To do —
The string "Земельный" appears in some lines of the entries that follow; copy each such line.
------ Records provided ------
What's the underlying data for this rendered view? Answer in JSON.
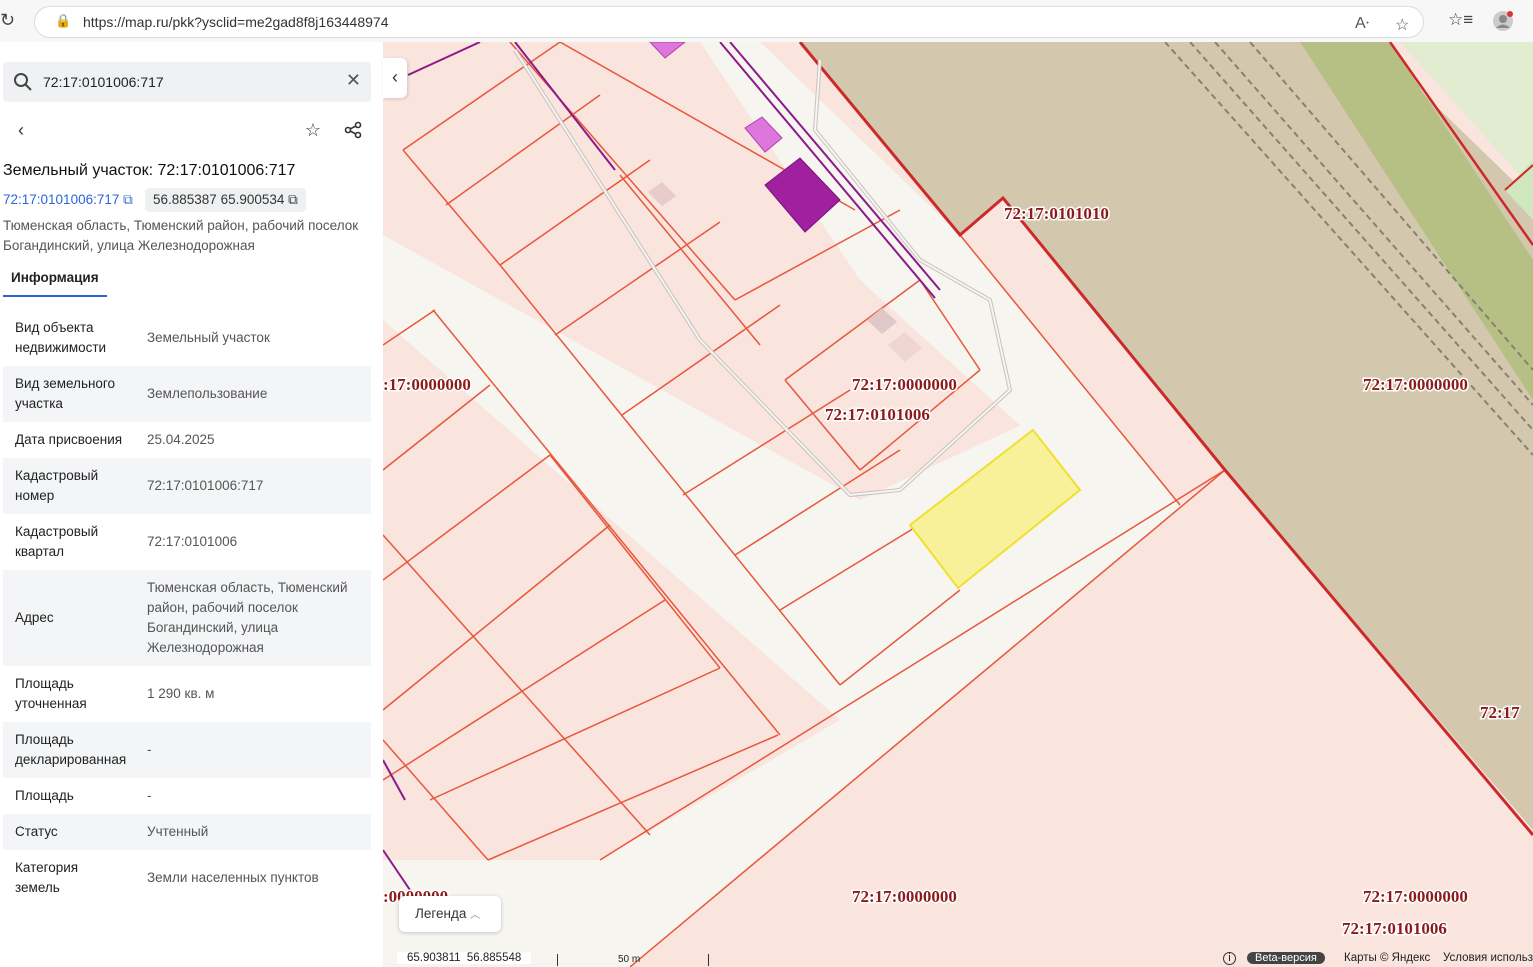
{
  "browser": {
    "url": "https://map.ru/pkk?ysclid=me2gad8f8j163448974"
  },
  "search": {
    "value": "72:17:0101006:717"
  },
  "object": {
    "title": "Земельный участок: 72:17:0101006:717",
    "cad_link": "72:17:0101006:717",
    "coords": "56.885387 65.900534",
    "address_line1": "Тюменская область, Тюменский район, рабочий поселок",
    "address_line2": "Богандинский, улица Железнодорожная"
  },
  "tabs": {
    "info": "Информация"
  },
  "info_rows": [
    {
      "k1": "Вид объекта",
      "k2": "недвижимости",
      "v1": "Земельный участок"
    },
    {
      "k1": "Вид земельного",
      "k2": "участка",
      "v1": "Землепользование"
    },
    {
      "k1": "Дата присвоения",
      "v1": "25.04.2025"
    },
    {
      "k1": "Кадастровый",
      "k2": "номер",
      "v1": "72:17:0101006:717"
    },
    {
      "k1": "Кадастровый",
      "k2": "квартал",
      "v1": "72:17:0101006"
    },
    {
      "k1": "Адрес",
      "v1": "Тюменская область, Тюменский",
      "v2": "район, рабочий поселок",
      "v3": "Богандинский, улица",
      "v4": "Железнодорожная"
    },
    {
      "k1": "Площадь",
      "k2": "уточненная",
      "v1": "1 290 кв. м"
    },
    {
      "k1": "Площадь",
      "k2": "декларированная",
      "v1": "-"
    },
    {
      "k1": "Площадь",
      "v1": "-"
    },
    {
      "k1": "Статус",
      "v1": "Учтенный"
    },
    {
      "k1": "Категория",
      "k2": "земель",
      "v1": "Земли населенных пунктов"
    }
  ],
  "map": {
    "labels": {
      "l1": "72:17:0101010",
      "l2": ":17:0000000",
      "l3": "72:17:0000000",
      "l4": "72:17:0101006",
      "l5": "72:17:0000000",
      "l6": "72:17",
      "l7": ":0000000",
      "l8": "72:17:0000000",
      "l9": "72:17:0000000",
      "l10": "72:17:0101006"
    },
    "legend": "Легенда",
    "coord_readout": "65.903811  56.885548",
    "scale": "50 m",
    "beta": "Beta-версия",
    "yandex": "Карты © Яндекс",
    "terms": "Условия использ"
  },
  "colors": {
    "parcel_fill": "#f9e4de",
    "parcel_stroke": "#e8573a",
    "quarter_stroke": "#cc2a2a",
    "selected_fill": "#f9f09a",
    "selected_stroke": "#f0e030",
    "road": "#f7f5f0",
    "railway_zone": "#d3c8ad",
    "green": "#b6c085",
    "label_text": "#8b1a1a",
    "link": "#2a66d6"
  }
}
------
Task answer —
    "title": "Земельный участок: 72:17:0101006:717",
      "v1": "Земельный участок"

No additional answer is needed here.